A home thermostat decides when the furnace and/or cooling system should turn on and off as temperature in an enclosed space fluctuates. As it impacts both comfort and energy use, this is one important job.
Types of Thermostats
Thermostats may differ in two ways – the way they work and the equipment they are designed to work with. Two core technologies are responsible – electromechanical and electronic. Both electronic and electromechanical thermostats work are suitable for air conditioners, as well as for all gas, electric, oil, and hydronic heating systems. However, electronic thermostats provide significantly more control, with an electronic sensing element that is more sensitive to temperature fluctuations (compared to bi-metal sensors).

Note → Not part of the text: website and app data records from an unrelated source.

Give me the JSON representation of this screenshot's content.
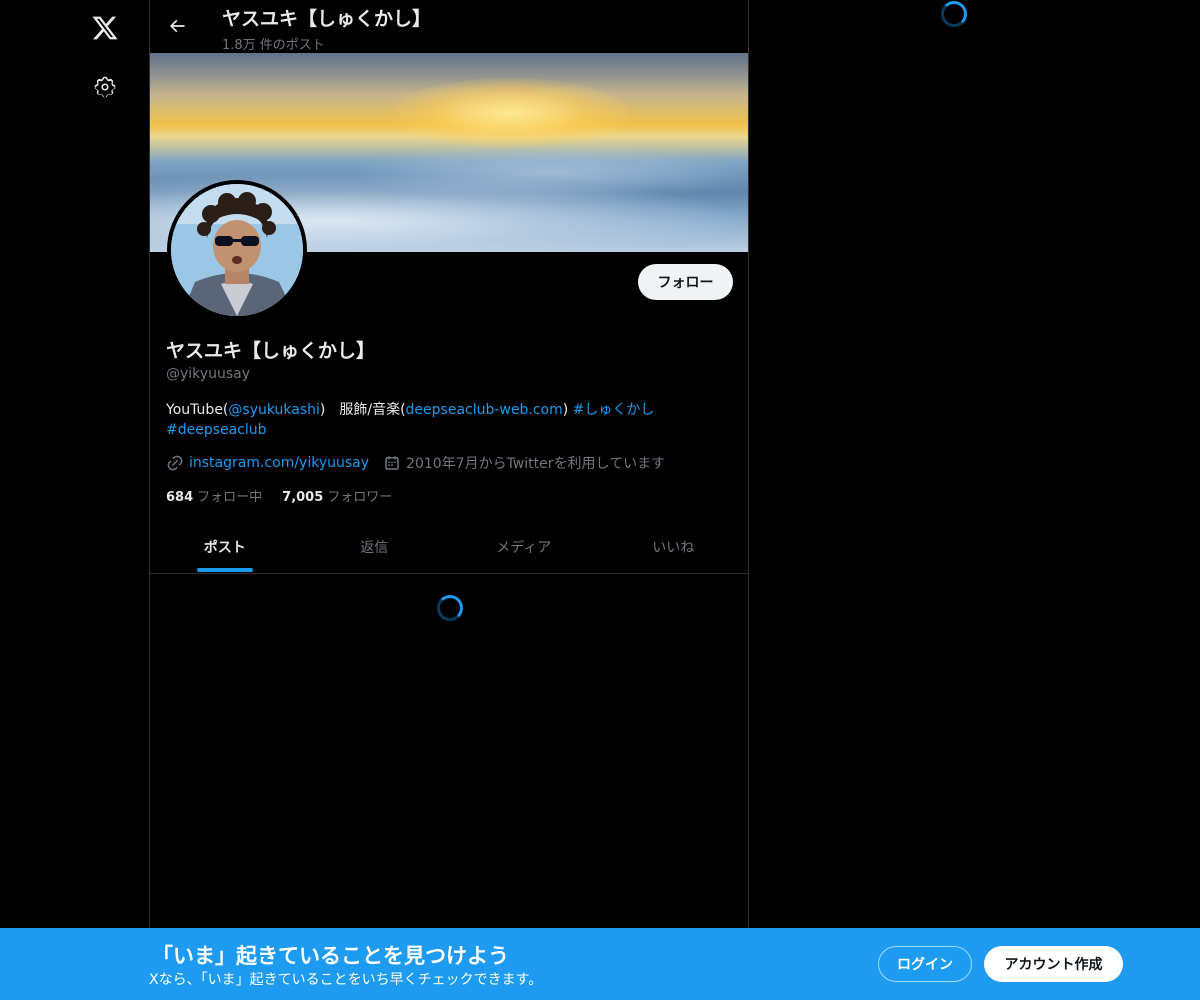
{
  "nav": {
    "logo_icon": "x-logo-icon",
    "settings_icon": "gear-icon"
  },
  "header": {
    "name": "ヤスユキ【しゅくかし】",
    "post_count": "1.8万 件のポスト"
  },
  "profile": {
    "name": "ヤスユキ【しゅくかし】",
    "handle": "@yikyuusay",
    "follow_label": "フォロー",
    "bio": {
      "part1": "YouTube(",
      "mention": "@syukukashi",
      "part2": ")　服飾/音楽(",
      "link": "deepseaclub-web.com",
      "part3": ") ",
      "hashtag1": "#しゅくかし",
      "hashtag2": "#deepseaclub"
    },
    "website": "instagram.com/yikyuusay",
    "joined": "2010年7月からTwitterを利用しています",
    "following_count": "684",
    "following_label": "フォロー中",
    "followers_count": "7,005",
    "followers_label": "フォロワー"
  },
  "tabs": [
    {
      "label": "ポスト",
      "active": true
    },
    {
      "label": "返信",
      "active": false
    },
    {
      "label": "メディア",
      "active": false
    },
    {
      "label": "いいね",
      "active": false
    }
  ],
  "bottom_bar": {
    "title": "「いま」起きていることを見つけよう",
    "subtitle": "Xなら、「いま」起きていることをいち早くチェックできます。",
    "login_label": "ログイン",
    "signup_label": "アカウント作成"
  },
  "colors": {
    "accent": "#1d9bf0",
    "background": "#000000",
    "text_primary": "#e7e9ea",
    "text_secondary": "#71767b"
  }
}
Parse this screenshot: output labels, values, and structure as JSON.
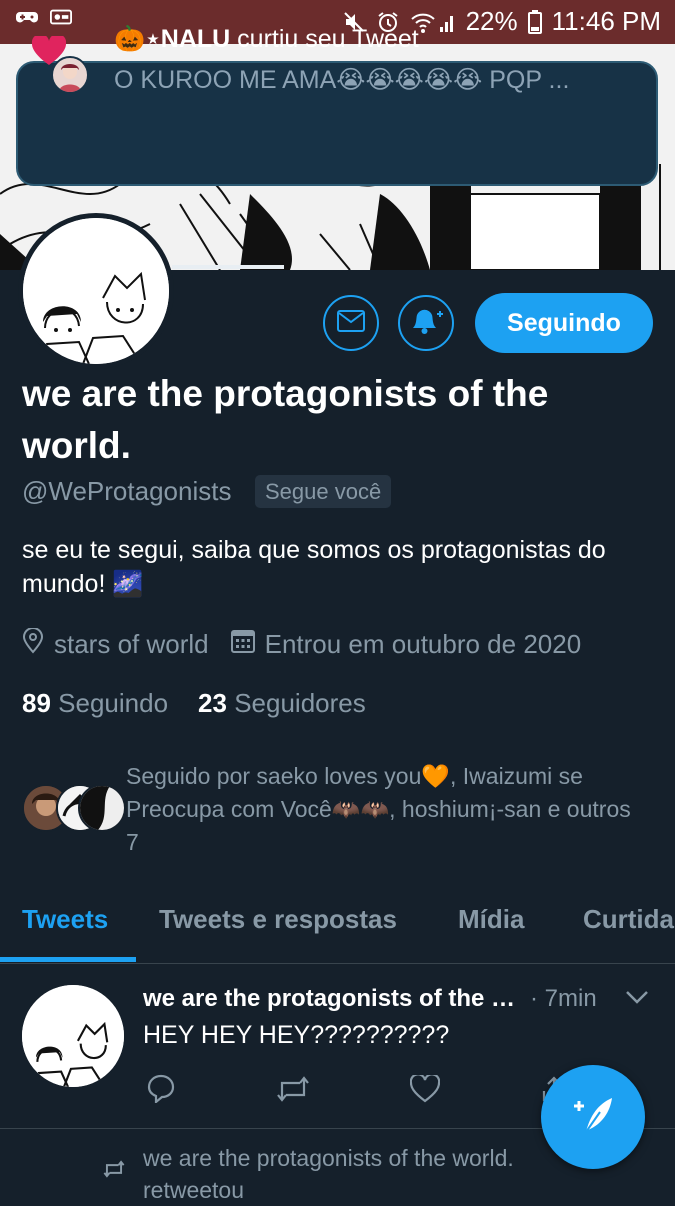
{
  "status_bar": {
    "battery": "22%",
    "time": "11:46 PM"
  },
  "notification": {
    "actor": "🎃⋆NALU",
    "action": "curtiu seu Tweet",
    "preview": "O KUROO ME AMA😭😭😭😭😭 PQP ..."
  },
  "profile": {
    "name": "we are the protagonists of the world.",
    "handle": "@WeProtagonists",
    "follows_you": "Segue você",
    "bio": "se eu te segui, saiba que somos os protagonistas do mundo! 🌌",
    "location": "stars of world",
    "joined": "Entrou em outubro de 2020",
    "following_count": "89",
    "following_label": "Seguindo",
    "followers_count": "23",
    "followers_label": "Seguidores",
    "follow_button": "Seguindo",
    "followed_by": "Seguido por saeko loves you🧡, Iwaizumi se Preocupa com Você🦇🦇, hoshium¡-san e outros 7"
  },
  "tabs": [
    {
      "label": "Tweets"
    },
    {
      "label": "Tweets e respostas"
    },
    {
      "label": "Mídia"
    },
    {
      "label": "Curtidas"
    }
  ],
  "tweet": {
    "name": "we are the protagonists of the world.",
    "time": "· 7min",
    "text": "HEY HEY HEY??????????"
  },
  "retweet": {
    "text": "we are the protagonists of the world. retweetou"
  },
  "colors": {
    "background": "#15202b",
    "accent": "#1da1f2",
    "status_bar": "#6b2c2c",
    "secondary_text": "#8899a6"
  },
  "icons": {
    "mail": "mail-icon",
    "bell": "bell-plus-icon",
    "location": "location-pin-icon",
    "calendar": "calendar-icon",
    "compose": "compose-feather-icon"
  }
}
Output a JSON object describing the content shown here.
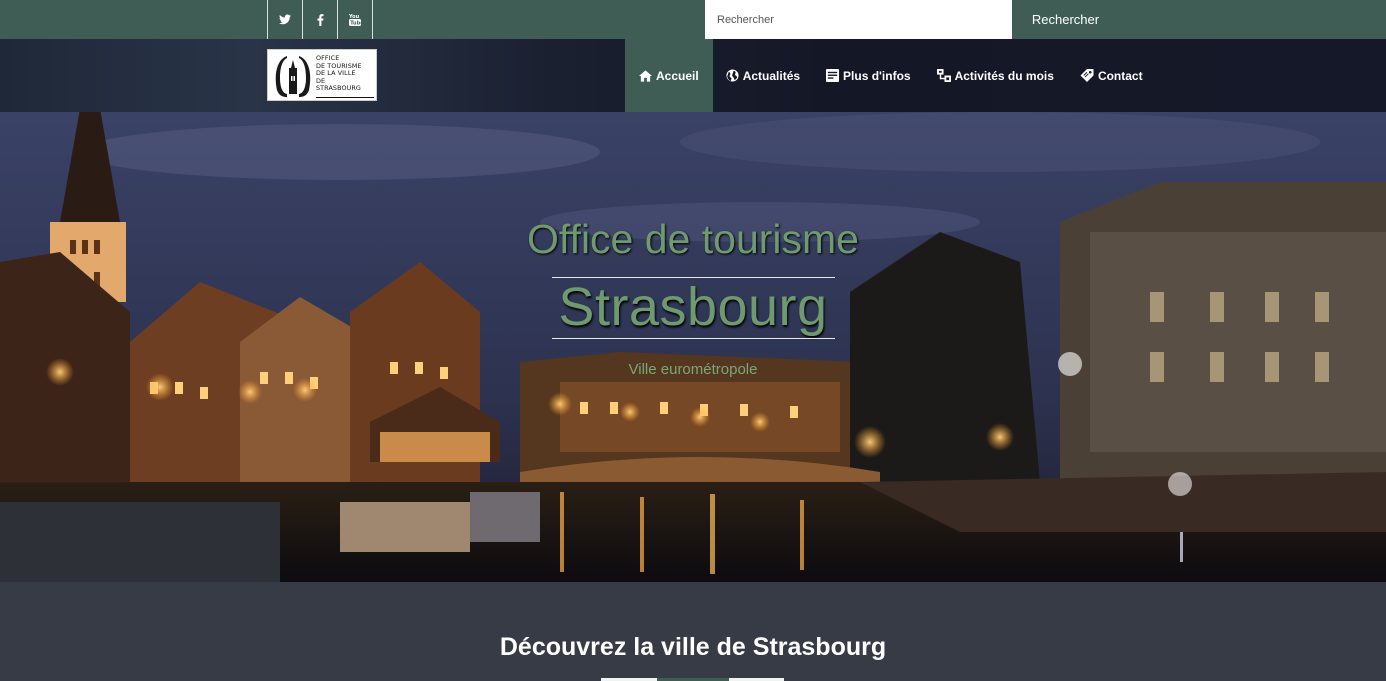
{
  "topbar": {
    "social": [
      {
        "name": "twitter-icon"
      },
      {
        "name": "facebook-icon"
      },
      {
        "name": "youtube-icon"
      }
    ],
    "search": {
      "placeholder": "Rechercher",
      "button_label": "Rechercher"
    }
  },
  "logo": {
    "text": "OFFICE\nDE TOURISME\nDE LA VILLE\nDE\nSTRASBOURG"
  },
  "nav": {
    "items": [
      {
        "label": "Accueil",
        "icon": "home-icon",
        "active": true
      },
      {
        "label": "Actualités",
        "icon": "globe-icon",
        "active": false
      },
      {
        "label": "Plus d'infos",
        "icon": "document-icon",
        "active": false
      },
      {
        "label": "Activités du mois",
        "icon": "activities-icon",
        "active": false
      },
      {
        "label": "Contact",
        "icon": "tag-icon",
        "active": false
      }
    ]
  },
  "hero": {
    "title": "Office de tourisme",
    "city": "Strasbourg",
    "subtitle": "Ville eurométropole"
  },
  "section": {
    "title": "Découvrez la ville de Strasbourg"
  },
  "colors": {
    "brand_green": "#3f5d55",
    "hero_text": "#6f9a6f",
    "page_bg": "#363b45"
  }
}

A programmable electronic thermostat lets you set room temperature such that in the cold months, your home’s temperature can drop to a fairly low level – for instance, 60 degrees – as you go to bed, and then increase to a comfy 70 degrees as you wake up the next morning. Or, if the house is empty during the day, the thermostat can be set to cool it while you’re away at work, and raise the temperature to a nice warmth by the time you come home. And so on and so forth.
A programmable thermostat can help you eliminate wasted energy. Experts estimate for every degree a thermostat is set down with a period of 24 hours, you save 3 percent of energy costs. Thus, if you lower the temperature from 70 degrees to 61 degrees within eight hours nightly, your energy savings can reach at least 9 percent. By doing the same during daytime, your savings double.
Thermostat versus Equipment
When buying a thermostat, consider the equipment it’s made to control. There are types that are only meant for furnaces, while others can work with furnaces as well as air conditioners, heat pumps, or other equipment with multi-stage operations where the requirement for heating and cooling rises.
A lot of thermostats also come with adjustments – a small switch at the back, for example, or wires connected in configurations that go with the equipment – that allow them to adapt to the systems they have to work with.
An advanced heat-pump thermostat makes automatic calculations as to the timing of the heat so that the room’s temperature is increased up to the point you have set. It makes the heat pump go from 60 to 61 degrees, then from 61 to 62, and so forth. This fools the electric auxiliary heat into believing it must remain off.
Lastly, zoned heating systems that cool or warm several rooms in a home, depending on the user’s needs, rely on sophisticated programmable electronic thermostats that enable them to manage more than one zone. These systems can actually fine-tune your settings based on your comfort requirements.